Federal government agencies may be facing a retirement tsunami and need to find new strategies to attract and keep younger workers in the public sector
As 2022 draws to a close, the disruptive factors such as the COVID-19 pandemic, the Great Resignation, and current economic uncertainties weigh heavily on the minds of managers both in the public and the private sectors.
Yet, what can managers in the federal government expect for future workplace attrition, and what best practices can they adopt to better attract younger workers to the public sector?
The retirement “tsunami” is still to come
The federal government weathered the COVID-19 pandemic with less volatility than state or local government agencies in terms of employee attrition. Indeed, record job vacancies in the public sector were largely seen as the result of the outflow of workers in local government and public education, according to Bureau of Labor Statistics data from the 18-month period between February 2020 and August 2022.
And one 2021 assessment from The Partnership for Public Service, found that attrition rates hovered around 6.1% within federal agencies, with slightly more than half of those leaving left due to retirement. This number was a slight increase from 2020 numbers of around 5%, but in line with pre-pandemic attrition rates.
Of course, these stable numbers may mean that the tsunami of anticipated federal retirements has yet to really hit.
More concerning figures relate to federal workforce age and incoming federal employees. A 2021 White House report, Strengthening the Federal Workforce, reveals that the percentage of federal employees over the age of 60 continues to increase year over year, while employees under the age of 30 continually decrease as a percentage of the federal workforce.
Younger employees simply aren’t joining the federal workforce at the needed pace to provide adequate succession planning for upcoming retirements. A 2022 Qualtrics survey on federal recruitment of more than 1,000 recent college graduates showed that more than half of those surveyed would not consider a career within the federal government.
Is workplace flexibility the key?
Understanding why a public sector career is unappealing to younger workers is a necessary first step to address the issue. Perceptions surrounding how and where federal work takes place appear to be the culprit.
In the Qualtrics survey, the top three reasons given by respondents on why they wouldn’t consider a career in government included: perceived under-qualification, lack of work/life balance, and experience gaps in their resumés. While many recommendations have been made about enhancing federal recruitment practices to successfully attract a diverse candidate pool, federal agencies would be well-served to highlight the flexibility of work that is already offered within the public sector.

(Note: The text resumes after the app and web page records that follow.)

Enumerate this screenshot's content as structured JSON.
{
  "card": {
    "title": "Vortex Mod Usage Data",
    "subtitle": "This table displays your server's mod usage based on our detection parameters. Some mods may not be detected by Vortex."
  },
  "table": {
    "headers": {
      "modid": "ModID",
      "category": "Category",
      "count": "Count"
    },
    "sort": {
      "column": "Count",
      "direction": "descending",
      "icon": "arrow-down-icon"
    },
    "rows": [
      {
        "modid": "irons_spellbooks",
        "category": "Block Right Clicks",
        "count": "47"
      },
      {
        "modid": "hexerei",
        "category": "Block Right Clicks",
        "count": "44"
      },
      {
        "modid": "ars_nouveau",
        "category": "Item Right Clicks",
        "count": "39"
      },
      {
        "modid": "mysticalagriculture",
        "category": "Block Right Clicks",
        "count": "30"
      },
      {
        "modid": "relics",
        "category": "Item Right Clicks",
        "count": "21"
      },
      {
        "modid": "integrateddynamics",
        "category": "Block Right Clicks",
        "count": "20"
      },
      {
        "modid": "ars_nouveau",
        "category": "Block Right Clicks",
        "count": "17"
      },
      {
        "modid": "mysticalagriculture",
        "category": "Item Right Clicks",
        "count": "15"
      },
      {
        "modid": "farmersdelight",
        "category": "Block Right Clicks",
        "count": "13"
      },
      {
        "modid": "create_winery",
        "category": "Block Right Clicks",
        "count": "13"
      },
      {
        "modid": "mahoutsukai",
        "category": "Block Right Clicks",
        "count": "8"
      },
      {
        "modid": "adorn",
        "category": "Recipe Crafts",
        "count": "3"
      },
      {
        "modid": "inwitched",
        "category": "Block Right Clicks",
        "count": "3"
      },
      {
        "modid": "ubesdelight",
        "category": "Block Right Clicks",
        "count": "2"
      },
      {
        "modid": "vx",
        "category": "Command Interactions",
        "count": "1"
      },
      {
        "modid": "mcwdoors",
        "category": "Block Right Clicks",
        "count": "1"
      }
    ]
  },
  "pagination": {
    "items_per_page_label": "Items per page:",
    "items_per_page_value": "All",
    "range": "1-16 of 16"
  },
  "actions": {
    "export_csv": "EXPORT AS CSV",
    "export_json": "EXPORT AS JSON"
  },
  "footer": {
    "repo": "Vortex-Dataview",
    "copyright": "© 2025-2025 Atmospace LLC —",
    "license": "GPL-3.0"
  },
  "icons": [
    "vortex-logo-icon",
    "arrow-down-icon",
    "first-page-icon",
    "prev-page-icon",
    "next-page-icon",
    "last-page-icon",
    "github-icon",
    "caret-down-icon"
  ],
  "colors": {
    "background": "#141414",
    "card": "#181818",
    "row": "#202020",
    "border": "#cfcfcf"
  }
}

Flexibility in how and where work occurs can be a key factor for attracting and retaining younger members of the workforce within the public sector. Fortunately for recruiting managers, the federal workforce already offers significant flexibility to current and prospective employees.
The federal workforce has adjusted in the current post-pandemic environment to offer remote working options that are either fully remote or in a hybrid fashion. In fact, the Office of Personnel Management’s 2021 Government Wide Management Report found that 57% of federal employee respondents worked remotely at least once a week, up from 23% just two years earlier.
Employee experience matters
Cultivating a culture where employees have the flexibility that they desire to achieve better work/life balance, and where they can feel connected and valued by their managers may seem like a daunting task to many government agency managers. However, managers can ensure that their culture puts people first by implementing several recommend best practices, such as:
Focus on building and maintaining connection with team members through short, regular check-ins — For remote or hybrid employees, managers can pre-schedule intentional meetings with a clear focus area.
Establish “buddy” or mentor programs to link up new and veteran employees within an organization — Programs that match new employees with peers (rather than supervisors) acknowledges the fact that employees may feel more comfortable asking some questions of a peer rather than their direct supervisor. Likewise, the mentor can provide the new employee with valuable insights about organizational culture. Mentorship programs also can be redesigned for remote or hybrid employees.
Offer diverse learning and professional development opportunities — The rise of hybrid and remote work has contributed to “Zoom fatigue” for many. Offering professional development opportunities that are a mix of webinars, in-person, or self-paced learning modules reinforces that employees are valued, while not contributing to the exhaustion that overuse of virtual video conferencing tools can generate.
Understand how your employees learn — Hand-in-hand with the point above, not all humans learn in the same fashion. Four dominant learning styles include aural, visual, kinesthetic, and reading/writing. Implementing learning style assessments into employee pre-boarding can help managers best understand how to most effectively train and on-board new hires.
Remember that team bonding is still important, remotely or in-person — As full-time in-person work continues to decline, some organizations have empowered employees to spend time together outside of work by volunteering, socializing, or even sharing a meal together. A lunch traditionally spent together in-person can be recreated by supplying remote employees with a gift card for food delivery or to a restaurant of their choosing. Managers also can prioritize scheduling a shared meal for hybrid employees when they are in-office.
Finally, it’s important to understand that the federal workforce has not experienced the rapid outflow of workers to the same extent that state and local government organizations have in the post-pandemic era. Yet, that doesn’t mean critical challenges around talent have been avoided for good.
In preparation for the upcoming retirement of aging members of the federal workforce, managers should consider adjusting their management style to be more people-centric and considerate of increasing remote and hybrid work preferences.